> [Instructions to follow] Copy out the listing in full, exactly as written, but not its pictures.
####
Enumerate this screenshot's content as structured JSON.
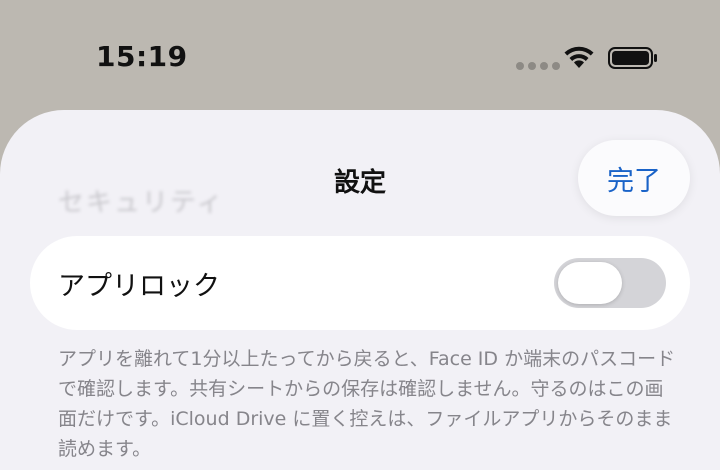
{
  "status_bar": {
    "time": "15:19",
    "icons": [
      "signal-dots-icon",
      "wifi-icon",
      "battery-icon"
    ]
  },
  "sheet": {
    "title": "設定",
    "done_label": "完了",
    "section_header": "セキュリティ",
    "app_lock": {
      "label": "アプリロック",
      "enabled": false
    },
    "footnote": "アプリを離れて1分以上たってから戻ると、Face ID か端末のパスコードで確認します。共有シートからの保存は確認しません。守るのはこの画面だけです。iCloud Drive に置く控えは、ファイルアプリからそのまま読めます。"
  },
  "colors": {
    "accent": "#1a63c8",
    "sheet_background": "#f2f1f6",
    "backdrop": "#bcb8b1",
    "toggle_off": "#d4d4d8"
  }
}
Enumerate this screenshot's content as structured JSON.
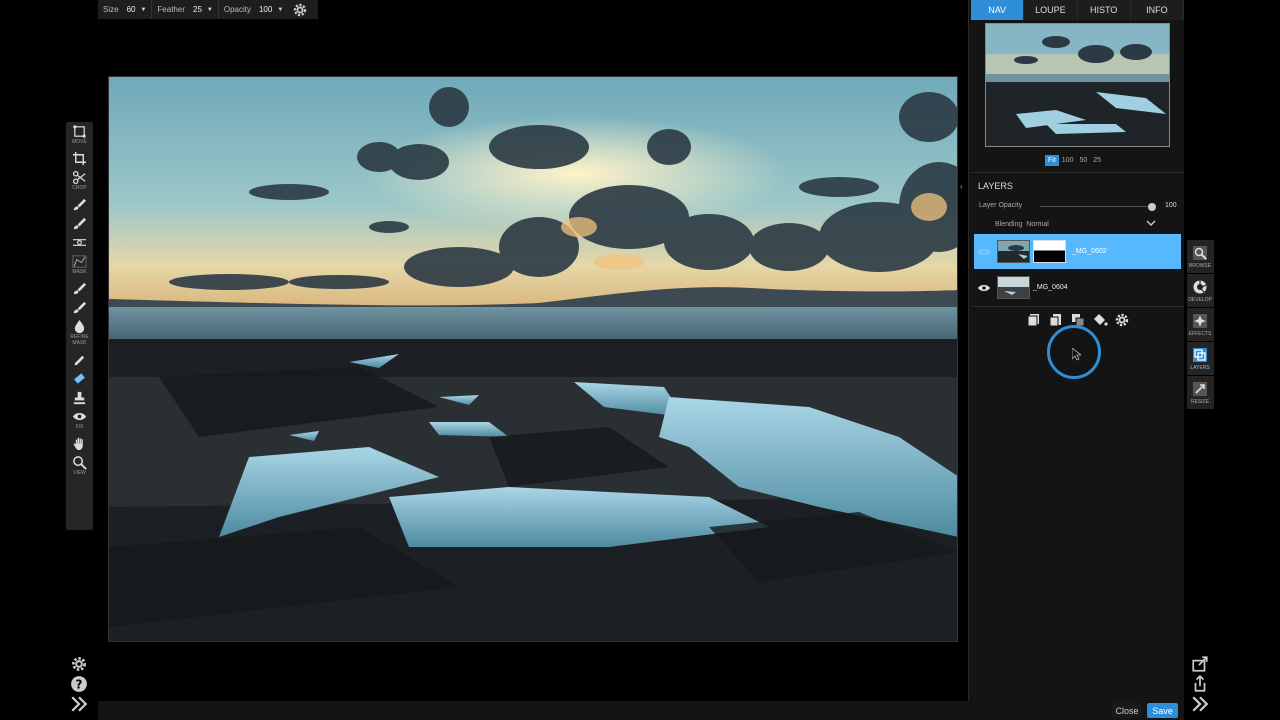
{
  "options_bar": {
    "size_label": "Size",
    "size_value": "60",
    "feather_label": "Feather",
    "feather_value": "25",
    "opacity_label": "Opacity",
    "opacity_value": "100"
  },
  "tools": [
    {
      "name": "move",
      "label": "MOVE"
    },
    {
      "name": "crop",
      "label": "CROP"
    },
    {
      "name": "mask",
      "label": "MASK"
    },
    {
      "name": "refine-mask",
      "label": "REFINE MASK"
    },
    {
      "name": "fix",
      "label": "FIX"
    },
    {
      "name": "view",
      "label": "VIEW"
    }
  ],
  "nav_tabs": [
    "NAV",
    "LOUPE",
    "HISTO",
    "INFO"
  ],
  "zoom_options": [
    "Fit",
    "100",
    "50",
    "25"
  ],
  "layers_panel": {
    "title": "LAYERS",
    "opacity_label": "Layer Opacity",
    "opacity_value": "100",
    "opacity_fraction": 1.0,
    "blending_label": "Blending",
    "blending_value": "Normal",
    "layers": [
      {
        "name": "_MG_0602",
        "selected": true
      },
      {
        "name": "_MG_0604",
        "selected": false
      }
    ]
  },
  "modules": [
    {
      "label": "BROWSE"
    },
    {
      "label": "DEVELOP"
    },
    {
      "label": "EFFECTS"
    },
    {
      "label": "LAYERS",
      "active": true
    },
    {
      "label": "RESIZE"
    }
  ],
  "footer": {
    "close_label": "Close",
    "save_label": "Save"
  },
  "colors": {
    "accent": "#2e8fd8",
    "selected_layer": "#56b8ff"
  }
}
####
> [Answer to this problem]
Enumerate this screenshot's content as structured JSON.
{
  "status_bar": {
    "time": "15:19",
    "icons": [
      "signal-dots-icon",
      "wifi-icon",
      "battery-icon"
    ]
  },
  "sheet": {
    "title": "設定",
    "done_label": "完了",
    "section_header": "セキュリティ",
    "app_lock": {
      "label": "アプリロック",
      "enabled": false
    },
    "footnote": "アプリを離れて1分以上たってから戻ると、Face ID か端末のパスコードで確認します。共有シートからの保存は確認しません。守るのはこの画面だけです。iCloud Drive に置く控えは、ファイルアプリからそのまま読めます。"
  },
  "colors": {
    "accent": "#1a63c8",
    "sheet_background": "#f2f1f6",
    "backdrop": "#bcb8b1",
    "toggle_off": "#d4d4d8"
  }
}
Enumerate this screenshot's content as structured JSON.
{
  "options_bar": {
    "size_label": "Size",
    "size_value": "60",
    "feather_label": "Feather",
    "feather_value": "25",
    "opacity_label": "Opacity",
    "opacity_value": "100"
  },
  "tools": [
    {
      "name": "move",
      "label": "MOVE"
    },
    {
      "name": "crop",
      "label": "CROP"
    },
    {
      "name": "mask",
      "label": "MASK"
    },
    {
      "name": "refine-mask",
      "label": "REFINE MASK"
    },
    {
      "name": "fix",
      "label": "FIX"
    },
    {
      "name": "view",
      "label": "VIEW"
    }
  ],
  "nav_tabs": [
    "NAV",
    "LOUPE",
    "HISTO",
    "INFO"
  ],
  "zoom_options": [
    "Fit",
    "100",
    "50",
    "25"
  ],
  "layers_panel": {
    "title": "LAYERS",
    "opacity_label": "Layer Opacity",
    "opacity_value": "100",
    "opacity_fraction": 1.0,
    "blending_label": "Blending",
    "blending_value": "Normal",
    "layers": [
      {
        "name": "_MG_0602",
        "selected": true
      },
      {
        "name": "_MG_0604",
        "selected": false
      }
    ]
  },
  "modules": [
    {
      "label": "BROWSE"
    },
    {
      "label": "DEVELOP"
    },
    {
      "label": "EFFECTS"
    },
    {
      "label": "LAYERS",
      "active": true
    },
    {
      "label": "RESIZE"
    }
  ],
  "footer": {
    "close_label": "Close",
    "save_label": "Save"
  },
  "colors": {
    "accent": "#2e8fd8",
    "selected_layer": "#56b8ff"
  }
}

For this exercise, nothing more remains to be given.